However, as I hope to explain, he did get involved during the early to mid 1580s with providing material for the Children of the Chapell to perform for Court holidays. He did write at least one rather mediocre play for private performance in the early 1590s. From the mid-’90s on he helped to create and produce a number of theatrical events such as masques and banquets. But right at the time the true author of Hamlet and Cymbeline began using the name Shakespeare to get published, Bacon was finally launched on the career that he’d been angling for from his earliest days, one that required that he maintain the most dignified posture he could muster.
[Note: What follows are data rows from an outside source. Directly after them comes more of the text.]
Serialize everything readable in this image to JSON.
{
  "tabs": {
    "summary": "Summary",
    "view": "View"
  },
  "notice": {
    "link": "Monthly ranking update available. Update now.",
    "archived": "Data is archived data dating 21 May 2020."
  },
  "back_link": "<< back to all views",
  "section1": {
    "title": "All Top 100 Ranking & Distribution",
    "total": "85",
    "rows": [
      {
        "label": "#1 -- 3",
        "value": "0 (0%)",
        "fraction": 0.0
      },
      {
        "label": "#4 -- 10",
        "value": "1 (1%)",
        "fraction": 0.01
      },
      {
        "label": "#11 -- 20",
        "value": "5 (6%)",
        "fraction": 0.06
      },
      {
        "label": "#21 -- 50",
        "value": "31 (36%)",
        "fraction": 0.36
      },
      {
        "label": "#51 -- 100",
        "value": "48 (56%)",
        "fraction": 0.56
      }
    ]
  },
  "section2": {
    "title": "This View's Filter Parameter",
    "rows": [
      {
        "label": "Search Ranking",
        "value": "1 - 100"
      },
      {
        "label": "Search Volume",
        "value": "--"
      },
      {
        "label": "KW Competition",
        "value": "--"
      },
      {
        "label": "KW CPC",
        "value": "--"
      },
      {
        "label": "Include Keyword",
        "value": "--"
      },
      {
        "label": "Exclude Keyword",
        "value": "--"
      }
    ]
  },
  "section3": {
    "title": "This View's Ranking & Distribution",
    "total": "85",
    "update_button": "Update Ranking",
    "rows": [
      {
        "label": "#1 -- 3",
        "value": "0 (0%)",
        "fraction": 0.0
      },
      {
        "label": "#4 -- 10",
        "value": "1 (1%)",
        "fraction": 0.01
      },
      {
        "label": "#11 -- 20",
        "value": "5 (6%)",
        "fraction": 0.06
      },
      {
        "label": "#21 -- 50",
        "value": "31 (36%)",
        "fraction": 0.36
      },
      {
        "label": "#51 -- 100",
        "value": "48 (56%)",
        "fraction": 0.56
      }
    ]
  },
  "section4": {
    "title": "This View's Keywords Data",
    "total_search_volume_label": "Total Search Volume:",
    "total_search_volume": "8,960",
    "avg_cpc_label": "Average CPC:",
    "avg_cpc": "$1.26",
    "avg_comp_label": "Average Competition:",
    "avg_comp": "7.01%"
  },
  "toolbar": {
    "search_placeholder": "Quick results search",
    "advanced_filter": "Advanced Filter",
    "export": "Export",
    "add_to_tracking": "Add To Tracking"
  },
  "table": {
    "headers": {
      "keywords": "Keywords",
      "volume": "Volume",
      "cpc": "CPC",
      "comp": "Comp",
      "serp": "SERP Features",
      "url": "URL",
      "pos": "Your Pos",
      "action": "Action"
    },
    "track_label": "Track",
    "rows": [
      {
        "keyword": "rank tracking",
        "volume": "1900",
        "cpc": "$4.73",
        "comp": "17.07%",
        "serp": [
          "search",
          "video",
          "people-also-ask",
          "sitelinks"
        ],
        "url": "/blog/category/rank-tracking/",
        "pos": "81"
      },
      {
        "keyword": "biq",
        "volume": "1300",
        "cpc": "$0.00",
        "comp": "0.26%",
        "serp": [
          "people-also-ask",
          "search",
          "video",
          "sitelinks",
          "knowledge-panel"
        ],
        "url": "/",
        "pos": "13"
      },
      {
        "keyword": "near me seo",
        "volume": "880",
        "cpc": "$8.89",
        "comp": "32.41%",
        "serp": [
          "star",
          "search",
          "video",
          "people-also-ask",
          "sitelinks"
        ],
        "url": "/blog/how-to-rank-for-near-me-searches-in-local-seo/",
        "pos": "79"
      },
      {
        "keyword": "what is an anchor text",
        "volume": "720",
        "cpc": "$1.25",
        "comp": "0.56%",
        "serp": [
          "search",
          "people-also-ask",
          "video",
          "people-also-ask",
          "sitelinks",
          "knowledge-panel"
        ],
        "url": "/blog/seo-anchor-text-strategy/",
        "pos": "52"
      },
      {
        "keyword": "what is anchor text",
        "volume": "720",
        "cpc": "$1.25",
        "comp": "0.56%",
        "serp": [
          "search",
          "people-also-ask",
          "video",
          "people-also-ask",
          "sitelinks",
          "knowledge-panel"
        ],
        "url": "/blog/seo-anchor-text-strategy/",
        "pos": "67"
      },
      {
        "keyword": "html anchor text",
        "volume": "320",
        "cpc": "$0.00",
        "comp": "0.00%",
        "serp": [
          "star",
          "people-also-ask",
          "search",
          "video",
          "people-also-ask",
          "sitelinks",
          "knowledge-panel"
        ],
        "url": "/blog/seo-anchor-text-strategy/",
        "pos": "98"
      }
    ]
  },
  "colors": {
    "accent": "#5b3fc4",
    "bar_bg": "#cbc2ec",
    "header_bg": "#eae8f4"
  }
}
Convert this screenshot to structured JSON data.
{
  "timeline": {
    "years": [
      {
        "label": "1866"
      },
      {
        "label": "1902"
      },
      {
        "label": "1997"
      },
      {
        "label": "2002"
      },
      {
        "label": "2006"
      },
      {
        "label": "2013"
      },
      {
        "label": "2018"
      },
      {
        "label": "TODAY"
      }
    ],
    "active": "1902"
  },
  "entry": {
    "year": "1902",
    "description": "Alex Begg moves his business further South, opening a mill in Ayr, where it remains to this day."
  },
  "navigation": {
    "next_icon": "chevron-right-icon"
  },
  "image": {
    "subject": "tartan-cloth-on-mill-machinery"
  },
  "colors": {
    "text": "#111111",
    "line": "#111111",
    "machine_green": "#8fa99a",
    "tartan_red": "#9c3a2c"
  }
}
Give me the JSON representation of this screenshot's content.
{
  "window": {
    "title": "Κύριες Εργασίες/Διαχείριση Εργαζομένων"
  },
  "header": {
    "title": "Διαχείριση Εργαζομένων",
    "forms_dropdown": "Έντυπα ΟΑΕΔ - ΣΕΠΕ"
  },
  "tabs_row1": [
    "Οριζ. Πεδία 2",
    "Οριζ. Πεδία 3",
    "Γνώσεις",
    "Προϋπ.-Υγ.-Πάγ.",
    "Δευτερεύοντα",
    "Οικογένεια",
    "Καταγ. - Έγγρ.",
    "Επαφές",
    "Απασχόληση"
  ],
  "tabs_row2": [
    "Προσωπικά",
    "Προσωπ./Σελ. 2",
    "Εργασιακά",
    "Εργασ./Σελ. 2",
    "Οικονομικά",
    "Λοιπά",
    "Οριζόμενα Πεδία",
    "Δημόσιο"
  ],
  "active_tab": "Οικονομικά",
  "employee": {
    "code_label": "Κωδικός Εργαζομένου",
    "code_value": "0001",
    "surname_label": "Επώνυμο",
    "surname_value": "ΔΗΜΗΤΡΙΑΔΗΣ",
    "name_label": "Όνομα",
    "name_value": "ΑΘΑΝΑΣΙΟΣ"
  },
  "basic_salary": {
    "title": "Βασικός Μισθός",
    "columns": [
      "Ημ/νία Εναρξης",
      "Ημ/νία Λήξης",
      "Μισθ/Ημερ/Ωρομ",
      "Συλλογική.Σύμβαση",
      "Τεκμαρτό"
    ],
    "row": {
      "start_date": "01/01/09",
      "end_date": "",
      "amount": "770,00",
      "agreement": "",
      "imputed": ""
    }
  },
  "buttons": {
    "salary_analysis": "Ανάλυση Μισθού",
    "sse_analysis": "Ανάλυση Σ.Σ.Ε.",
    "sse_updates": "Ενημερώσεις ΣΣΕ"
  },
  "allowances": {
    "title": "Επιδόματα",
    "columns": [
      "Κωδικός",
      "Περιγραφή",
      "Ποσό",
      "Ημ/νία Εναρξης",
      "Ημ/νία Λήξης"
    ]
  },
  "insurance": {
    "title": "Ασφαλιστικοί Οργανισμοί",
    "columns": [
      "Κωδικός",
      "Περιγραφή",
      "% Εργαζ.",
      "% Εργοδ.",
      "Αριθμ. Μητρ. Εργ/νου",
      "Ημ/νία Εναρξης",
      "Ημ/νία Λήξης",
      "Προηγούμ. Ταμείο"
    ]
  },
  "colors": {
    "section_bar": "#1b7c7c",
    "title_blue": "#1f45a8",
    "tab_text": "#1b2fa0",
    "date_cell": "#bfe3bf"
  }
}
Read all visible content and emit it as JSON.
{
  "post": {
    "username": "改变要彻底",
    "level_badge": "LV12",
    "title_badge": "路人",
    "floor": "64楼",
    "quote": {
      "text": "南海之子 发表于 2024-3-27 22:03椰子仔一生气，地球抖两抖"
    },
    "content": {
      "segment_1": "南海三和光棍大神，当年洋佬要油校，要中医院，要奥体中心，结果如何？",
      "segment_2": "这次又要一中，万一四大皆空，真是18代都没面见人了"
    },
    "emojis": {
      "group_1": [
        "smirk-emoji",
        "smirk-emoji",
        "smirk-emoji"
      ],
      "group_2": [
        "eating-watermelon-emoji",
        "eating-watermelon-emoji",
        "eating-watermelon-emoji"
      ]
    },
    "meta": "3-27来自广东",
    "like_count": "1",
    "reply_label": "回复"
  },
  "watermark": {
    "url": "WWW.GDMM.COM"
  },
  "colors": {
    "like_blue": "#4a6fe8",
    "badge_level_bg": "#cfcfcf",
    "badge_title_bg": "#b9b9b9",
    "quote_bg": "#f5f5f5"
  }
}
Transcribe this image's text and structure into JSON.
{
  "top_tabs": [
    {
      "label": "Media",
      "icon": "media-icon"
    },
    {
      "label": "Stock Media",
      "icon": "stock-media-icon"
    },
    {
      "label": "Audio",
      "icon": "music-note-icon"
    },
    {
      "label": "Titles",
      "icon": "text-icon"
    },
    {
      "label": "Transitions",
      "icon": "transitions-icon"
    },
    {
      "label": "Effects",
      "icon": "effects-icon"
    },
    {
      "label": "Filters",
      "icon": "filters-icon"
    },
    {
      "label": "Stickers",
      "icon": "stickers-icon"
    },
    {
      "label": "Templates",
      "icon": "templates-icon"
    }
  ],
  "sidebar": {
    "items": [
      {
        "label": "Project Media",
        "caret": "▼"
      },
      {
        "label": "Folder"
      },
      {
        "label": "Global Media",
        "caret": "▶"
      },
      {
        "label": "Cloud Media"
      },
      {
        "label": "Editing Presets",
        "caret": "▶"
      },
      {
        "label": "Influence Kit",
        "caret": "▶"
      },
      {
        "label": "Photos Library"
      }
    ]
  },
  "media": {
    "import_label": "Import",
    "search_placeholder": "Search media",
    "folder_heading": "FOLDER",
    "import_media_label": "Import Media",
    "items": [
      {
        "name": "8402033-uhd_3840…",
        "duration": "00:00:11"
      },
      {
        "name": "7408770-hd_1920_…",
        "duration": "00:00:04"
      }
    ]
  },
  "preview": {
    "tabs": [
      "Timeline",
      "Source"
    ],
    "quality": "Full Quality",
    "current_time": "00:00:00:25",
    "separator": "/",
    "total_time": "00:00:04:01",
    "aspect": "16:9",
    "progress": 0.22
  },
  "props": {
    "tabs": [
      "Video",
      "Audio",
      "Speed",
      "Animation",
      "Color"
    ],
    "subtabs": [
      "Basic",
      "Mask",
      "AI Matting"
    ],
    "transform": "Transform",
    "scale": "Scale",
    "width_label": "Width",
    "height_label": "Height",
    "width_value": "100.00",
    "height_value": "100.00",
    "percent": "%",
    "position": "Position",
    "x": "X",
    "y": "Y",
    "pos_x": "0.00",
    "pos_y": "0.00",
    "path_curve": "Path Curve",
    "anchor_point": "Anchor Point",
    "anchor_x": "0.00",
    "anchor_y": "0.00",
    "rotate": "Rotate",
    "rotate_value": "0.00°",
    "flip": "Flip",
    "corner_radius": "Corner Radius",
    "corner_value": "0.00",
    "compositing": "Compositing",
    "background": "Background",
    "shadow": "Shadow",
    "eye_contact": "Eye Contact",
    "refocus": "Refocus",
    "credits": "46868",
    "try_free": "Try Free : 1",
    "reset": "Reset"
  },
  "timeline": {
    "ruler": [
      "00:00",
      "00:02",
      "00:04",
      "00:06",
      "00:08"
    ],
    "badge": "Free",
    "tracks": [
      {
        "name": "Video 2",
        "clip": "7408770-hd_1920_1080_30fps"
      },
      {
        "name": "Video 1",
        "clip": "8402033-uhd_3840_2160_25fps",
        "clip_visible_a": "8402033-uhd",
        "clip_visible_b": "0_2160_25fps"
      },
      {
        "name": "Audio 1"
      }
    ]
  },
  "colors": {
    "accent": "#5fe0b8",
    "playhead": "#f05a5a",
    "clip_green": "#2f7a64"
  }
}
From then on the writing that absorbed him was the mandate he felt to improve the intellectual life of English readers, his great plans for the advancement of science and learning, and the revision and simplification of England’s messy legal systems. From 1596 on, Bacon simply had no time for the kind of effort that creating plays like Julius Caesar or King Lear requires.
Francis Bacon is an important part of the Shakespeare story. I believe that he was responsible for publishing Shakespeare’s Sonnets in 1609. I believe that his hand is evident in places in some of the plays, particularly in Richard III, suggesting that he was involved in its editing. Although his and Shakespeare’s educations are similar, they are not exactly the same. Their attitudes towards women are not the same. Most obviously, their styles differ too profoundly. As for the crossovers that scholars have noted, these are easily explained if, as I hope to show, Bacon worked closely with his older cousin during the Fisher’s Folly years, was largely responsible for getting the first quarto of Richard III published in 1597, and late in life was one of the main editors of the First Folio. His use of Oxford’s lines in a few places, if not an unconscious slip, could well have been a compliment, if we keep in mind that in those days, it was considered a compliment to quote a colleague.
However necessary Bacon was to the production and promotion of Shakespeare, Bacon himself was not Shakespeare. If someday we can accept all that (I believe) he did to contribute to the the literature of the period, using other men’s names as a necessary cover, in place of the stodgy old pedant he seems today, we’ll have the real Francis, the most incredibly witty rascal, the most daring satirist that ever put pen to vellum, taking wild and dangerous risks with reputation, liberty and life during an English Literary Renaissance that’s so much more exciting than anything you’ll find in the history books, no one but some doddering old Holofernes will be able to resist it, and neither will you.